In the subsea space, there was a panel featuring CenturyLink’s Gabriel Holgado, VP of Global Account Division and Wholesale Services, Latam; Antonio Nunes, CEO of Angola Cables; Eduardo Falzoni, CEO of Globenet; Larry Schwartz, CEO of Seaborn Networks; GITGE’s general director, Oscar Ngomo; and Norman Albi, CEO of AFR-IX Telecom.
During the session, several key points were raised. Brazil continues to be the main driver for subsea cables in the region because it has biggest population, and therefore has the biggest demands for increased connectivity.
Second, although the west coast of Latam continues to lag the east coast in terms of the number of subsea cables it has, there are opportunities for smaller regional cables in this area. Cloud is second only to content as the big driver of traffic in the region, the panel noted.
Interestingly the panel acknowledged that, although OTTs are pivotal in development of most cable projects, there are still carrier led systems. OTTs build largely end-to-end for their own purposes. In short, we still need carriers’ cables.
On the topic of price erosion driven by the low transit prices on newer systems, the feeling from the experts was that it is an opportunity for cables to offer new services and explore new revenue streams.
According to Phillip Marangella, CMO at EdgeConneX, the data demands of gaming, cloud adoption, consumer and industrial IoT, distributed networking and the connected enterprise together mean that everything moves closer to the edge.
Regionally, Miami continues to be the main Latin American internet hub, with four out of the top five highest-capacity routes in the region connected there. However, Marangella notes that there is a continued move from network operators to deploy capacity between key markets in an effort to improve connectivity within Latam. Intra-regional connectivity increased by 32% between 2017 and 2018.
This year’s Capacity Latam also saw the addition of a new conference segment. Prior to the official event was the Latin American Peering Forum – a series of panels and presentations exploring how multilateral peering is taking place across the region.
Taking part in one of the key panel sessions, on facilitating an efficient internet exchange were Ivan Zilic, director of PIT Chile; Tito Costa, corporate development and strategy manager, Latam, at Equinix; and Hernan Seoane, general manager of Cabase.
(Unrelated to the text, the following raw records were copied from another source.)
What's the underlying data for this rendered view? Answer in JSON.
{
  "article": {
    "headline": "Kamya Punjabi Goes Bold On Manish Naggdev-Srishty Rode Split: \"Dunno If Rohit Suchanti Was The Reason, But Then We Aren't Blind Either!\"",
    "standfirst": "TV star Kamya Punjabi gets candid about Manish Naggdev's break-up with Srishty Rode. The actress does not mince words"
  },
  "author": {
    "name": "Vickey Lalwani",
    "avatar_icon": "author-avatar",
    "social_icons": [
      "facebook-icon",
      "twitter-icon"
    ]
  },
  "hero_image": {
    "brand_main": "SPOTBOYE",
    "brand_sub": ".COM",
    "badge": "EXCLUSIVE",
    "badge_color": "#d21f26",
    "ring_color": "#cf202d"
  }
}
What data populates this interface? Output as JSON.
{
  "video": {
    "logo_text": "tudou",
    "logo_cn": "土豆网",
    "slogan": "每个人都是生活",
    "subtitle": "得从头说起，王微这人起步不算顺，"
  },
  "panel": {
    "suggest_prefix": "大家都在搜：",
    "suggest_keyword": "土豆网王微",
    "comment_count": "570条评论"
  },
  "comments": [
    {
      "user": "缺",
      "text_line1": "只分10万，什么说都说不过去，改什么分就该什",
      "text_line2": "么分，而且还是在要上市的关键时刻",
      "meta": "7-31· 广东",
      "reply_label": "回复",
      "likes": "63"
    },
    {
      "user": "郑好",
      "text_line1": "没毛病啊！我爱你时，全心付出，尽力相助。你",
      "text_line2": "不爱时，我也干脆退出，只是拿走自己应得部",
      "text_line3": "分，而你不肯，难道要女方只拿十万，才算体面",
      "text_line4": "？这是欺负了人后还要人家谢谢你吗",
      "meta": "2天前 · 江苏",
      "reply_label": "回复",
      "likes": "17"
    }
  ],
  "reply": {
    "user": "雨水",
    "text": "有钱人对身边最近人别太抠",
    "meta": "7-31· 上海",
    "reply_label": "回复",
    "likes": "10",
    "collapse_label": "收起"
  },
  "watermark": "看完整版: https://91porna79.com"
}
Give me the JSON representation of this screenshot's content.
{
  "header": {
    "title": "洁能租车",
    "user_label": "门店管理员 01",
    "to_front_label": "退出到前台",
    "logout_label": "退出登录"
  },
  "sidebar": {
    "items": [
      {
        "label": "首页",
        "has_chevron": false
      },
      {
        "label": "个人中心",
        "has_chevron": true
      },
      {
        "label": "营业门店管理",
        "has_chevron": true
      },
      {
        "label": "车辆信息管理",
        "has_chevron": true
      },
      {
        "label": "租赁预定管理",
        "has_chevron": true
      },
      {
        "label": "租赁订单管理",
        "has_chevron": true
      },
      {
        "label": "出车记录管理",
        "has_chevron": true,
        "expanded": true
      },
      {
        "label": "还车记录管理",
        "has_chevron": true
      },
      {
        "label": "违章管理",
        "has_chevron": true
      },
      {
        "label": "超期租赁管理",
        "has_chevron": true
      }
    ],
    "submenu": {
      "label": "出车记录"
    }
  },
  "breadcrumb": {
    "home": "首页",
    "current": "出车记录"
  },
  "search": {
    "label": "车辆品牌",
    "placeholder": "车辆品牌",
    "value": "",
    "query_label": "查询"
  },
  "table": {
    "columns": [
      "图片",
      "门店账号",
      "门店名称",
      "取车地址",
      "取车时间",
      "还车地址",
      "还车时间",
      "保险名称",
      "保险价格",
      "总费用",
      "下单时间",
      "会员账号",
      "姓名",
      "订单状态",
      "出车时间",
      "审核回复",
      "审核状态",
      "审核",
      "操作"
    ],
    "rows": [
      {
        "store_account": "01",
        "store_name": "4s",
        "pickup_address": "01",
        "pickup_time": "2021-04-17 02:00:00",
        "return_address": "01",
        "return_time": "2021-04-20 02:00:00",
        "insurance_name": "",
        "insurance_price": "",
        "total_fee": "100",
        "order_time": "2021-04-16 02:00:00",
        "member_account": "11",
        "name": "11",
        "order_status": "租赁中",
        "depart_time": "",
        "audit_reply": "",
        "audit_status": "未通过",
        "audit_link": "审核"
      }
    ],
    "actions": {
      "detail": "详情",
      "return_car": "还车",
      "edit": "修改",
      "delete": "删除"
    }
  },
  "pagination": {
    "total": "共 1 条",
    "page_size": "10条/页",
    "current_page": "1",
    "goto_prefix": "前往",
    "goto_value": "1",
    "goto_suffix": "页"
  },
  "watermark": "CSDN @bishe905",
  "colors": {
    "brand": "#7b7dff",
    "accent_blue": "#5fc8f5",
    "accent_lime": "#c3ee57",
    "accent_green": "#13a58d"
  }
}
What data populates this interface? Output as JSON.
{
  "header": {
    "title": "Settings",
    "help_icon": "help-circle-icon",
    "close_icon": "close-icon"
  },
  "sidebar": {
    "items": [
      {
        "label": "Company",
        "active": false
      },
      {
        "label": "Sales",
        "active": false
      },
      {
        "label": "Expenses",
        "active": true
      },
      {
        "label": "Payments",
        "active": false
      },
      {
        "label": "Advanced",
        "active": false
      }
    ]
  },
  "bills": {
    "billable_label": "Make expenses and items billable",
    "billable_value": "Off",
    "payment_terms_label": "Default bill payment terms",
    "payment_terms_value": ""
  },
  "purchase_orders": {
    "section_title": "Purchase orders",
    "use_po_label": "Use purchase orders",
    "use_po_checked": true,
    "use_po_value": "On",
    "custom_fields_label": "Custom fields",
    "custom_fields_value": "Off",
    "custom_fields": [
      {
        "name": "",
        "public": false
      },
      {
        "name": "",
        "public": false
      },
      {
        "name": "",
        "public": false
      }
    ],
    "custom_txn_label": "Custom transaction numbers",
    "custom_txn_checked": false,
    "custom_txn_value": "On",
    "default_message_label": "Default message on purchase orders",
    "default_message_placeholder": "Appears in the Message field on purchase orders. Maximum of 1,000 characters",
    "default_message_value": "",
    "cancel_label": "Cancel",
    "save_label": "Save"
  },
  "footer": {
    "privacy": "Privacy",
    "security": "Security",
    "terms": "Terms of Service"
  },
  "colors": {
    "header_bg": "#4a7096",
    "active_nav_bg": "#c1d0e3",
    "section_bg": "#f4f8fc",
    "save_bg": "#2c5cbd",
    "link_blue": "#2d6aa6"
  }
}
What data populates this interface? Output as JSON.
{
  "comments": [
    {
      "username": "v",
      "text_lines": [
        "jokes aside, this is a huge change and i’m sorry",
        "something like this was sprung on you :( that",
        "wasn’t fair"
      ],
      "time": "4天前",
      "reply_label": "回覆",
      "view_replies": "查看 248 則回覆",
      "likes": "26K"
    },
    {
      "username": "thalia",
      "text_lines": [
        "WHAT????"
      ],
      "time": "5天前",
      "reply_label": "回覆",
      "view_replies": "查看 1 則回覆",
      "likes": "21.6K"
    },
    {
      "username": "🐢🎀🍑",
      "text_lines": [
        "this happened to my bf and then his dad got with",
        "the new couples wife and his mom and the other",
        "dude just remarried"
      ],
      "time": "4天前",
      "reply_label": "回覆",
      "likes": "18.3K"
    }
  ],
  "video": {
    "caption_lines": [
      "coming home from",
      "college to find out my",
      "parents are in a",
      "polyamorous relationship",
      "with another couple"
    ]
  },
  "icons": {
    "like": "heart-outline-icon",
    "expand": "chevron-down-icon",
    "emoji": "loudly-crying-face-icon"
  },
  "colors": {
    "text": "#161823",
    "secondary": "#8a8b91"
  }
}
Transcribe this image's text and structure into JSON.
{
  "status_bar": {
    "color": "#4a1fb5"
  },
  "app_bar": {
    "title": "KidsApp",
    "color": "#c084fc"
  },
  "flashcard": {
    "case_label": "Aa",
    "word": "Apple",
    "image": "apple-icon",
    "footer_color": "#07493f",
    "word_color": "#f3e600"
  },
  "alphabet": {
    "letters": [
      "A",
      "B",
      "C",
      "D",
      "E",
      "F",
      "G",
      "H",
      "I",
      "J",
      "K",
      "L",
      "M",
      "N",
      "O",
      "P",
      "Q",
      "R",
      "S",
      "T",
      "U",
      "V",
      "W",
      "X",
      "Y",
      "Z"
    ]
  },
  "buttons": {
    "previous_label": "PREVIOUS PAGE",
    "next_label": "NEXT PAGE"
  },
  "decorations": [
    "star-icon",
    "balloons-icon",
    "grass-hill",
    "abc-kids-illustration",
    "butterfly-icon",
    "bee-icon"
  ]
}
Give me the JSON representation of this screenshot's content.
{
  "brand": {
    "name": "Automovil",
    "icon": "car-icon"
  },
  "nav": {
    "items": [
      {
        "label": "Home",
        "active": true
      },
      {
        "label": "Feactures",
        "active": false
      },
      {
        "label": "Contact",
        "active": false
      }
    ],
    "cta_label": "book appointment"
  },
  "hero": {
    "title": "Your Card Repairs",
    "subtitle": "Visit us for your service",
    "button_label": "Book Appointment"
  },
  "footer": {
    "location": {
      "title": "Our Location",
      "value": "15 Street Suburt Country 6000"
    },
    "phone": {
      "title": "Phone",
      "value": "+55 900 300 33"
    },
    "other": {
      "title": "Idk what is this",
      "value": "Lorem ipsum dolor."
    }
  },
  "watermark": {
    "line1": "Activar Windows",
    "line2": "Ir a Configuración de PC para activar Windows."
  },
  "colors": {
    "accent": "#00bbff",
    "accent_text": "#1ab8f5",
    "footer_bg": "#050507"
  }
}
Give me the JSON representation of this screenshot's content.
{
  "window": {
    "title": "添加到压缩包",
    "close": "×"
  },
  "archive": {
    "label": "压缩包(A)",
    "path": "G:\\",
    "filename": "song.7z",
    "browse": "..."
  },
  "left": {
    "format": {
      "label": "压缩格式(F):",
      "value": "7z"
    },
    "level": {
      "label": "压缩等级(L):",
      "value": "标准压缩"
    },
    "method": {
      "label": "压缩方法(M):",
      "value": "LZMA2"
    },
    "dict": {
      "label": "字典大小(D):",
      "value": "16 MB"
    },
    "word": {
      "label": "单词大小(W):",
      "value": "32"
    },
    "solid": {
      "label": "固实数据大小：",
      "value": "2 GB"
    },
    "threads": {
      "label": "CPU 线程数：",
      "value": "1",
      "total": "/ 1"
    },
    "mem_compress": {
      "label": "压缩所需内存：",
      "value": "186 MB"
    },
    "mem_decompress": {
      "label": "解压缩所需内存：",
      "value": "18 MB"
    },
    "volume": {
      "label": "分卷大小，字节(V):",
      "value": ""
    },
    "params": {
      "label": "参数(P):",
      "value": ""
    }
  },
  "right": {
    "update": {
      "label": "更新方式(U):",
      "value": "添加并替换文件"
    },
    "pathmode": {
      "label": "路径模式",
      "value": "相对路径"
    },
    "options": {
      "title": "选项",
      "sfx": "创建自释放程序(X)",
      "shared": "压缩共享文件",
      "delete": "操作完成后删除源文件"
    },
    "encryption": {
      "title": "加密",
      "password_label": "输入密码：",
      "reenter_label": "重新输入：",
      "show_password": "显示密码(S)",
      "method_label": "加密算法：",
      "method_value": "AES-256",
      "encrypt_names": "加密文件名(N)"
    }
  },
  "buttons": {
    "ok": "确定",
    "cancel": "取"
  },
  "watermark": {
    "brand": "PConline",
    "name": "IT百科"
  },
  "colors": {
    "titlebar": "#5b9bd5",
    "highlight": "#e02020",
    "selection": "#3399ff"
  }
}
From their discussions it would appear that, unlike other regional hubs, Latam does little to no peering at an international level. Instead most remains on a national stage.
Most internet peering activity is happening on the east coast of the continent. In fact countries like Colombia have no functional internet exchange sat present. This could be tied to lack of infrastructure and security concerns.
However, the event heard, this is changing as the digital economy grows and the opportunities are too big to ignore.